State agencies in Oklahoma and New Mexico moved quickly to take advantage of the expanded opportunities for federal dollars to support foster families. Higher expenses for food and utilities, technology costs for remote learning and income shortfalls due to job loss have resulted in unforeseen financial burdens many families might not be able to shoulder without additional assistance — jeopardizing the stability of the children and youth in their care. Both states have implemented rate increases for foster parents in the form of supplemental monthly payments.
“Being a foster parent has its own unique stressors, which are now being compounded by these extremely difficult circumstances,” says Andrea Buck, deputy director of Oklahoma Child Welfare Services. “We hope that the additional payments will alleviate some of the added stress families are experiencing during this time.” Oklahoma’s emergency supplement for foster families — an additional $250 per child each month — began in March and will extend at least through May, and kinship families and new foster families are eligible for the higher rate.
In New Mexico, a $175 monthly supplement for each child in care — an approximately 25% increase from the normal average rate — is effective in April and will continue until emergency restrictions are lifted.
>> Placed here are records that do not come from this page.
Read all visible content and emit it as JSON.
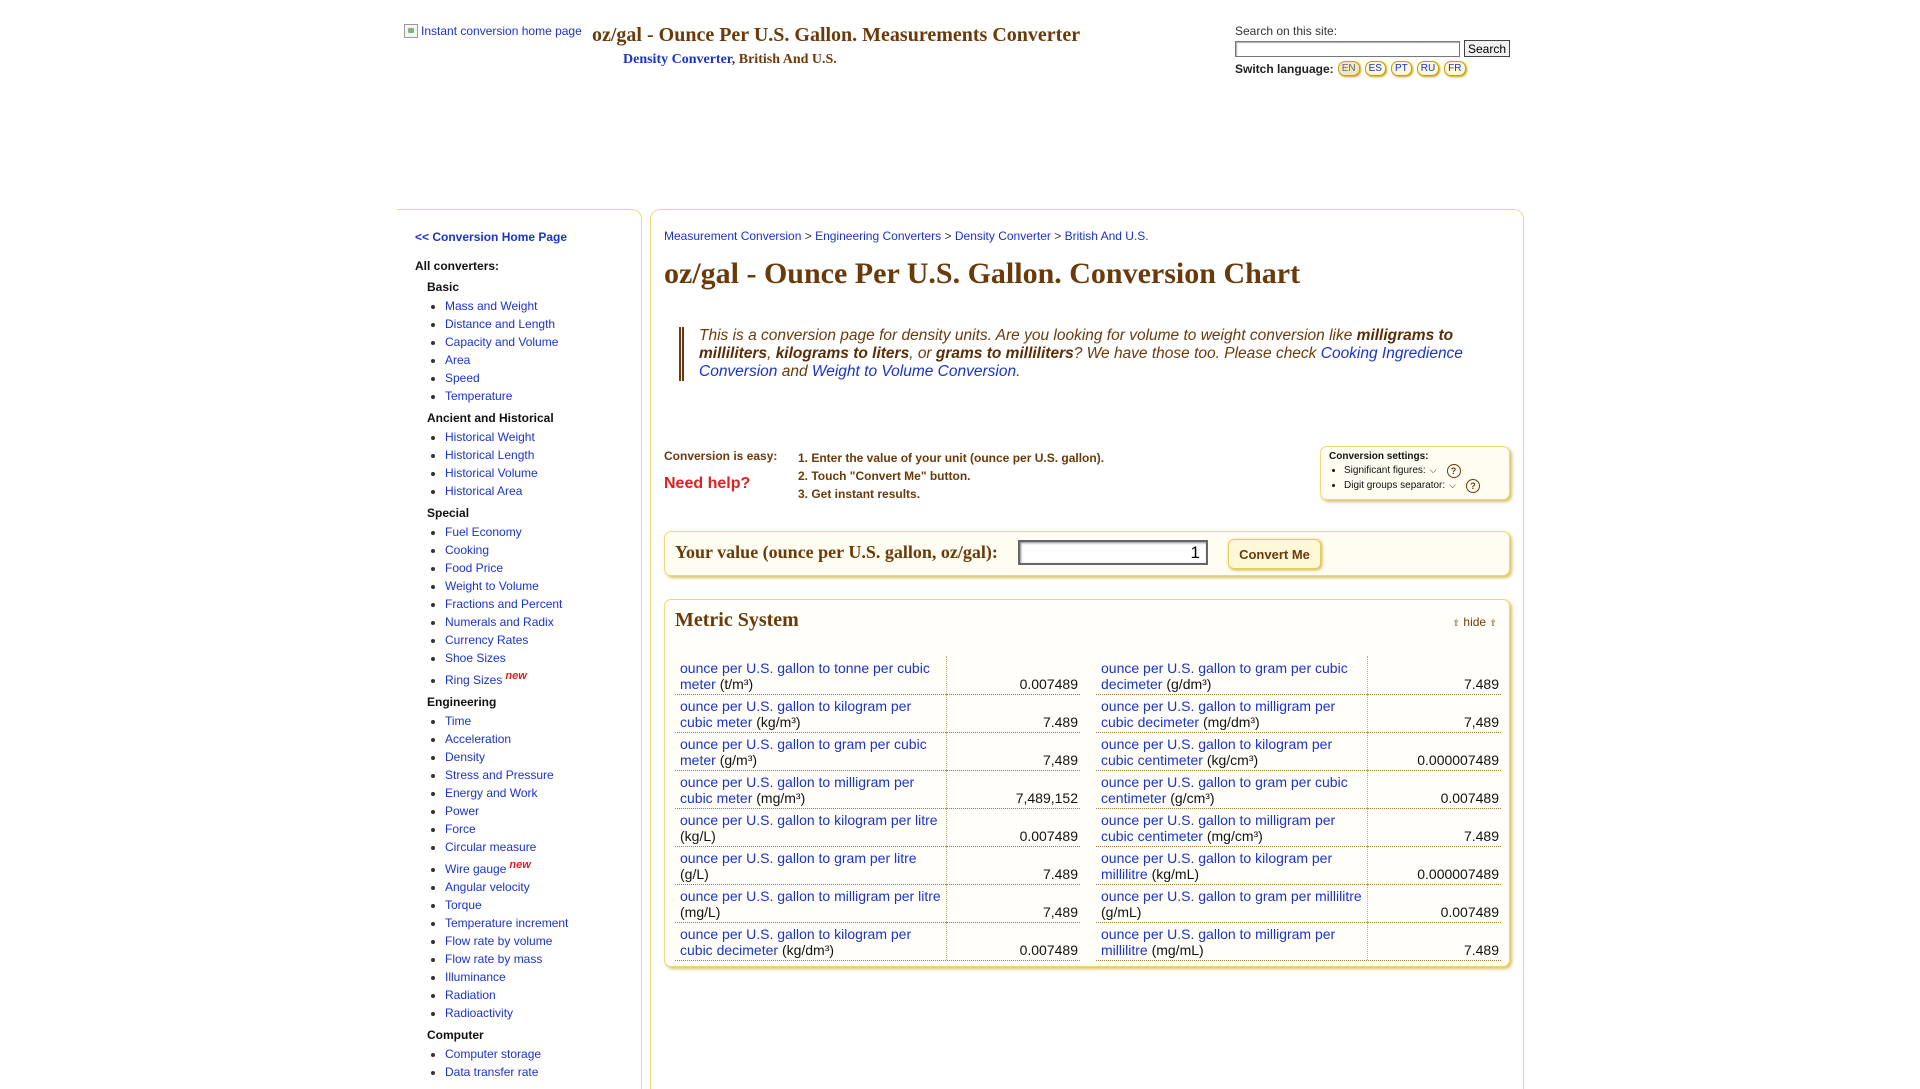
{
  "header": {
    "logo_alt": "Instant conversion home page",
    "title": "oz/gal - Ounce Per U.S. Gallon. Measurements Converter",
    "sub_link": "Density Converter",
    "sub_text": ", British And U.S."
  },
  "search": {
    "label": "Search on this site:",
    "value": "",
    "button": "Search"
  },
  "language": {
    "label": "Switch language:",
    "options": [
      "EN",
      "ES",
      "PT",
      "RU",
      "FR"
    ],
    "active": "EN"
  },
  "sidebar": {
    "home_link": "<< Conversion Home Page",
    "all_label": "All converters:",
    "categories": [
      {
        "title": "Basic",
        "items": [
          "Mass and Weight",
          "Distance and Length",
          "Capacity and Volume",
          "Area",
          "Speed",
          "Temperature"
        ]
      },
      {
        "title": "Ancient and Historical",
        "items": [
          "Historical Weight",
          "Historical Length",
          "Historical Volume",
          "Historical Area"
        ]
      },
      {
        "title": "Special",
        "items": [
          "Fuel Economy",
          "Cooking",
          "Food Price",
          "Weight to Volume",
          "Fractions and Percent",
          "Numerals and Radix",
          "Currency Rates",
          "Shoe Sizes",
          "Ring Sizes"
        ]
      },
      {
        "title": "Engineering",
        "items": [
          "Time",
          "Acceleration",
          "Density",
          "Stress and Pressure",
          "Energy and Work",
          "Power",
          "Force",
          "Circular measure",
          "Wire gauge",
          "Angular velocity",
          "Torque",
          "Temperature increment",
          "Flow rate by volume",
          "Flow rate by mass",
          "Illuminance",
          "Radiation",
          "Radioactivity"
        ]
      },
      {
        "title": "Computer",
        "items": [
          "Computer storage",
          "Data transfer rate"
        ]
      }
    ],
    "new_badge": "new",
    "new_items": [
      "Ring Sizes",
      "Wire gauge"
    ]
  },
  "main": {
    "breadcrumb": [
      "Measurement Conversion",
      "Engineering Converters",
      "Density Converter",
      "British And U.S."
    ],
    "breadcrumb_sep": " > ",
    "page_title": "oz/gal - Ounce Per U.S. Gallon. Conversion Chart",
    "info": {
      "t1": "This is a conversion page for density units. Are you looking for volume to weight conversion like ",
      "b1": "milligrams to milliliters",
      "t2": ", ",
      "b2": "kilograms to liters",
      "t3": ", or ",
      "b3": "grams to milliliters",
      "t4": "? We have those too. Please check ",
      "link1": "Cooking Ingredience Conversion",
      "t5": " and ",
      "link2": "Weight to Volume Conversion",
      "t6": "."
    },
    "easy_label": "Conversion is easy:",
    "help_label": "Need help?",
    "steps": [
      "1. Enter the value of your unit (ounce per U.S. gallon).",
      "2. Touch \"Convert Me\" button.",
      "3. Get instant results."
    ],
    "settings": {
      "title": "Conversion settings:",
      "sig_figs": "Significant figures:",
      "digit_sep": "Digit groups separator:",
      "help": "?"
    },
    "value_label": "Your value (ounce per U.S. gallon, oz/gal):",
    "value": "1",
    "convert_button": "Convert Me"
  },
  "results": {
    "title": "Metric System",
    "hide": "hide",
    "rows": [
      {
        "name": "ounce per U.S. gallon to tonne per cubic meter",
        "abbr": "(t/m³)",
        "value": "0.007489"
      },
      {
        "name": "ounce per U.S. gallon to kilogram per cubic meter",
        "abbr": "(kg/m³)",
        "value": "7.489"
      },
      {
        "name": "ounce per U.S. gallon to gram per cubic meter",
        "abbr": "(g/m³)",
        "value": "7,489"
      },
      {
        "name": "ounce per U.S. gallon to milligram per cubic meter",
        "abbr": "(mg/m³)",
        "value": "7,489,152"
      },
      {
        "name": "ounce per U.S. gallon to kilogram per litre",
        "abbr": "(kg/L)",
        "value": "0.007489"
      },
      {
        "name": "ounce per U.S. gallon to gram per litre",
        "abbr": "(g/L)",
        "value": "7.489"
      },
      {
        "name": "ounce per U.S. gallon to milligram per litre",
        "abbr": "(mg/L)",
        "value": "7,489"
      },
      {
        "name": "ounce per U.S. gallon to kilogram per cubic decimeter",
        "abbr": "(kg/dm³)",
        "value": "0.007489"
      },
      {
        "name": "ounce per U.S. gallon to gram per cubic decimeter",
        "abbr": "(g/dm³)",
        "value": "7.489"
      },
      {
        "name": "ounce per U.S. gallon to milligram per cubic decimeter",
        "abbr": "(mg/dm³)",
        "value": "7,489"
      },
      {
        "name": "ounce per U.S. gallon to kilogram per cubic centimeter",
        "abbr": "(kg/cm³)",
        "value": "0.000007489"
      },
      {
        "name": "ounce per U.S. gallon to gram per cubic centimeter",
        "abbr": "(g/cm³)",
        "value": "0.007489"
      },
      {
        "name": "ounce per U.S. gallon to milligram per cubic centimeter",
        "abbr": "(mg/cm³)",
        "value": "7.489"
      },
      {
        "name": "ounce per U.S. gallon to kilogram per millilitre",
        "abbr": "(kg/mL)",
        "value": "0.000007489"
      },
      {
        "name": "ounce per U.S. gallon to gram per millilitre",
        "abbr": "(g/mL)",
        "value": "0.007489"
      },
      {
        "name": "ounce per U.S. gallon to milligram per millilitre",
        "abbr": "(mg/mL)",
        "value": "7.489"
      }
    ]
  },
  "icons": {
    "logo": "broken-image-icon",
    "hide": "double-chevron-up-icon",
    "select": "chevron-down-icon",
    "help": "question-circle-icon"
  },
  "colors": {
    "brown": "#6b3a0a",
    "link": "#1a33cc",
    "accent_border": "#f0d77a",
    "help_red": "#e02020"
  }
}
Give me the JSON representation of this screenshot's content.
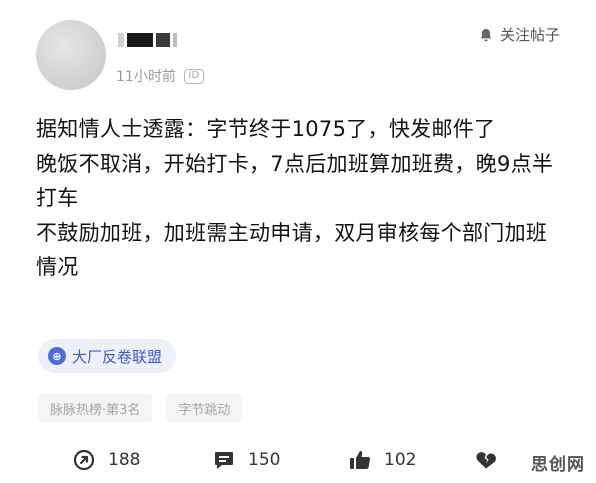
{
  "post": {
    "time": "11小时前",
    "id_badge": "ID",
    "follow_label": "关注帖子",
    "content_lines": [
      "据知情人士透露：字节终于1075了，快发邮件了",
      "晚饭不取消，开始打卡，7点后加班算加班费，晚9点半打车",
      "不鼓励加班，加班需主动申请，双月审核每个部门加班情况"
    ],
    "topic": "大厂反卷联盟",
    "topic_icon_glyph": "⊕",
    "tags": [
      "脉脉热榜·第3名",
      "字节跳动"
    ],
    "actions": {
      "share_count": "188",
      "comment_count": "150",
      "like_count": "102",
      "dislike_count": ""
    },
    "icons": [
      "bell-icon",
      "share-icon",
      "comment-icon",
      "thumbs-up-icon",
      "broken-heart-icon"
    ]
  },
  "watermark": "思创网"
}
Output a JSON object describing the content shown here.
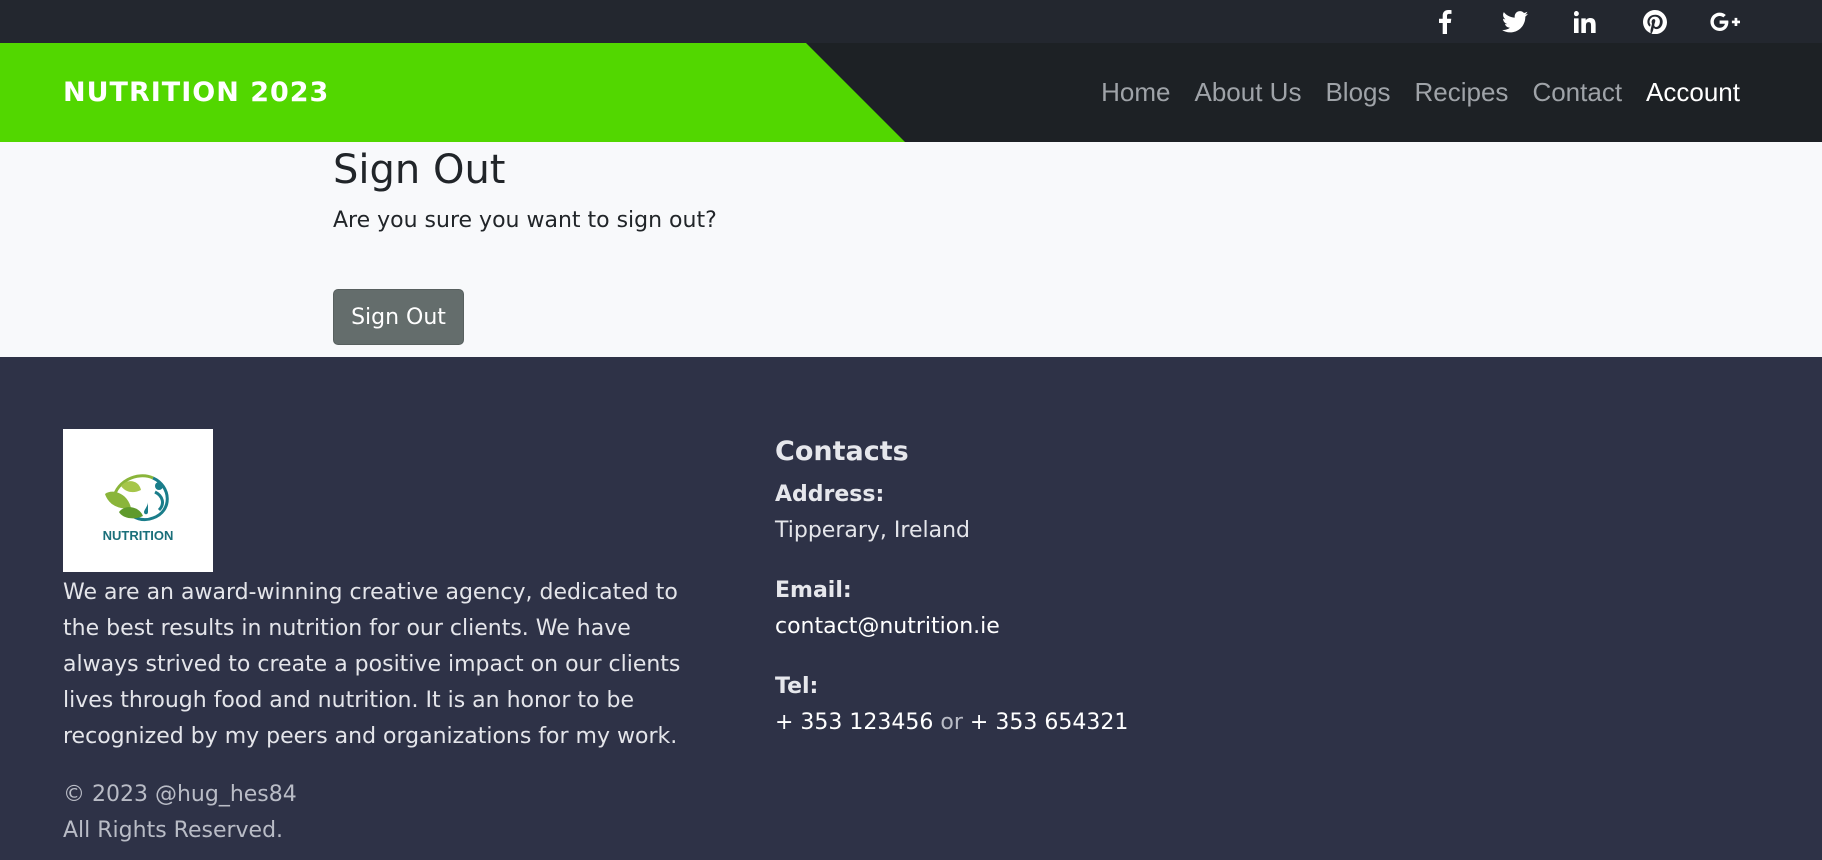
{
  "social": {
    "items": [
      {
        "icon": "facebook-icon"
      },
      {
        "icon": "twitter-icon"
      },
      {
        "icon": "linkedin-icon"
      },
      {
        "icon": "pinterest-icon"
      },
      {
        "icon": "google-plus-icon"
      }
    ]
  },
  "nav": {
    "brand": "NUTRITION 2023",
    "links": [
      "Home",
      "About Us",
      "Blogs",
      "Recipes",
      "Contact",
      "Account"
    ],
    "active": "Account",
    "accent_color": "#52d700"
  },
  "main": {
    "title": "Sign Out",
    "confirm_text": "Are you sure you want to sign out?",
    "button_label": "Sign Out"
  },
  "footer": {
    "logo_text": "NUTRITION",
    "about": "We are an award-winning creative agency, dedicated to the best results in nutrition for our clients. We have always strived to create a positive impact on our clients lives through food and nutrition. It is an honor to be recognized by my peers and organizations for my work.",
    "copyright_line1": "© 2023 @hug_hes84",
    "copyright_line2": "All Rights Reserved.",
    "contacts": {
      "heading": "Contacts",
      "address_label": "Address:",
      "address_value": "Tipperary, Ireland",
      "email_label": "Email:",
      "email_value": "contact@nutrition.ie",
      "tel_label": "Tel:",
      "tel_1": "+ 353 123456",
      "tel_or": "or",
      "tel_2": "+ 353 654321"
    }
  }
}
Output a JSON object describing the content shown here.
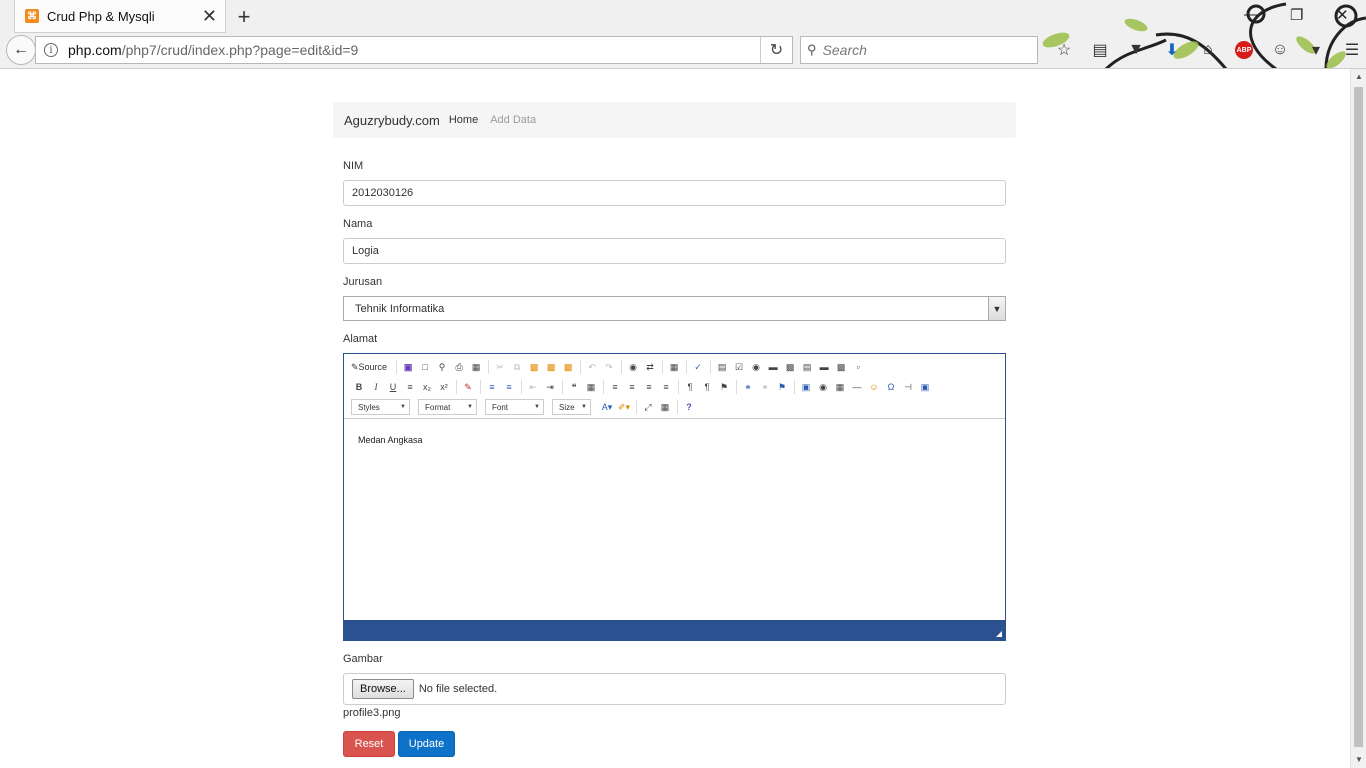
{
  "browser": {
    "tab_title": "Crud Php & Mysqli",
    "url_host": "php.com",
    "url_path": "/php7/crud/index.php?page=edit&id=9",
    "search_placeholder": "Search",
    "abp_badge": "ABP"
  },
  "site_nav": {
    "brand": "Aguzrybudy.com",
    "home": "Home",
    "add_data": "Add Data"
  },
  "form": {
    "nim_label": "NIM",
    "nim_value": "2012030126",
    "nama_label": "Nama",
    "nama_value": "Logia",
    "jurusan_label": "Jurusan",
    "jurusan_value": "Tehnik Informatika",
    "alamat_label": "Alamat",
    "alamat_value": "Medan Angkasa",
    "gambar_label": "Gambar",
    "browse_label": "Browse...",
    "file_status": "No file selected.",
    "current_file": "profile3.png",
    "reset_label": "Reset",
    "update_label": "Update"
  },
  "editor": {
    "source_label": "Source",
    "styles_label": "Styles",
    "format_label": "Format",
    "font_label": "Font",
    "size_label": "Size"
  },
  "colors": {
    "editor_border": "#2b5191",
    "reset_button": "#d9534f",
    "update_button": "#0f72c9"
  }
}
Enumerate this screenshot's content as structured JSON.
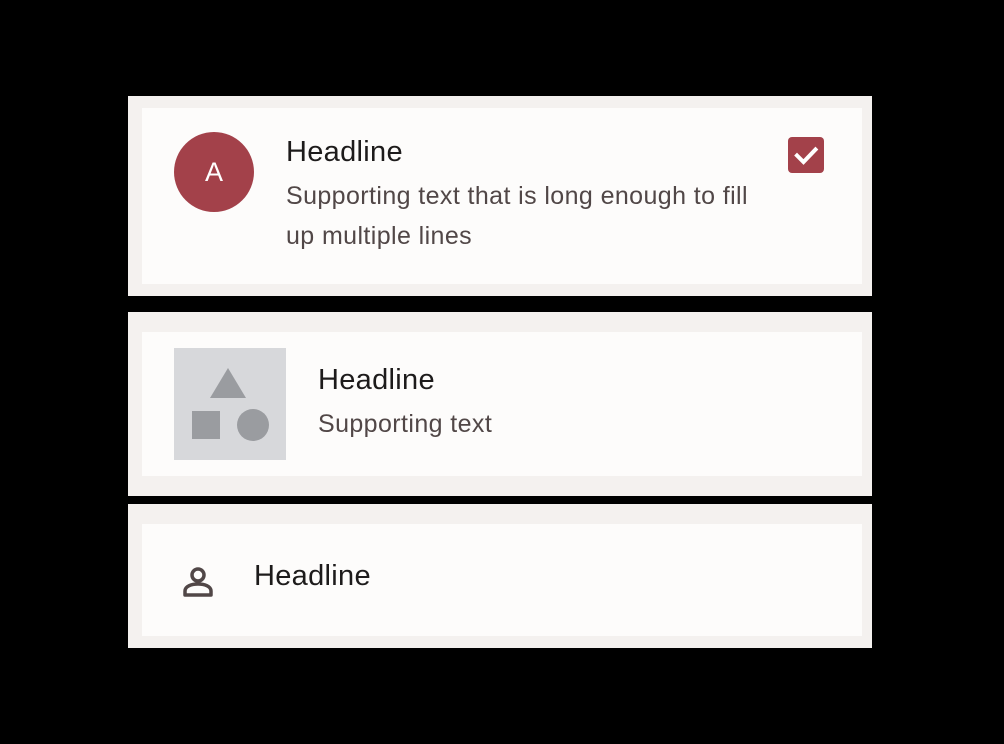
{
  "list": {
    "item_1": {
      "avatar_letter": "A",
      "headline": "Headline",
      "supporting_text": "Supporting text that is long enough to fill up multiple lines",
      "checkbox_checked": true,
      "checkbox_icon": "check-icon"
    },
    "item_2": {
      "thumbnail_icon": "shapes-placeholder-icon",
      "headline": "Headline",
      "supporting_text": "Supporting text"
    },
    "item_3": {
      "leading_icon": "person-icon",
      "headline": "Headline"
    }
  },
  "colors": {
    "accent": "#a3414a",
    "surface": "#fdfcfb",
    "outline_surface": "#f4f1ef",
    "headline_text": "#1d1b1b",
    "supporting_text": "#514747",
    "placeholder_bg": "#d7d8db",
    "placeholder_shape": "#9a9ca0"
  }
}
The state is also issuing a supplement directly to young people in independent living programs. “By helping to stabilize our youth where they are, we hope to prevent placement instability or homelessness during the surge or after,” says Brian Blalock, cabinet secretary for New Mexico’s Children, Youth and Families Department. “That’s why it was critical to provide this relief as soon as possible.”
“Agencies will have to evaluate whether this approach works for their specific situation,” Blazey says. “Our goal is to give young people in foster care stability and keep them in family-based care — and to support the foster parents who are first responders in the crisis.”
Three-step process to determine foster parent rates
Blazey suggests a three-step process to help agencies determine if this approach will work for them.
1. Examine your priorities. Determine:
- where you can have a significant impact;
- which options align with your values and require few or no structural changes; and
- how to articulate the benefits of your selected approach.
2. Review your authorizing and operating environment. Ask these questions:
- Can you get approval for reusing this money — the dollars gained from the temporary FMAP increase — to self-finance a temporary foster parent rate increase?
- Can you see a clear path to making this happen? Remember — legal and regulatory environments vary widely by state.
- Can you execute? This will likely require changes in IT and accounting systems that process payments.
3. Do the math. Here are the steps:
- Use Blazey’s rate supplement calculator to estimate how much your state can self-finance additional, short-term supports for foster parents by repurposing funds gained from the temporarily higher FMAP rate. To use the model, you’ll need access to Title IV-E claims data from your state’s Title IV-E quarterly claim report (Form CB-496) and to bed-day census data for the population you want to cover with supplemental payments.
- Insert the data into the spreadsheet model in the cells mapped for input.
- Compute the rate increase per child, per diem and per month that can be self-financed by the expanded FMAP pay. FMAP gains begin with January–March 2020 claims.
- Remember that using this model simply identifies a potential source of additional monies to help your agency assess the feasibility of a temporary raise in foster parent rates — whether to take this approach is ultimately about your agency’s values.
Download the rate supplement calculator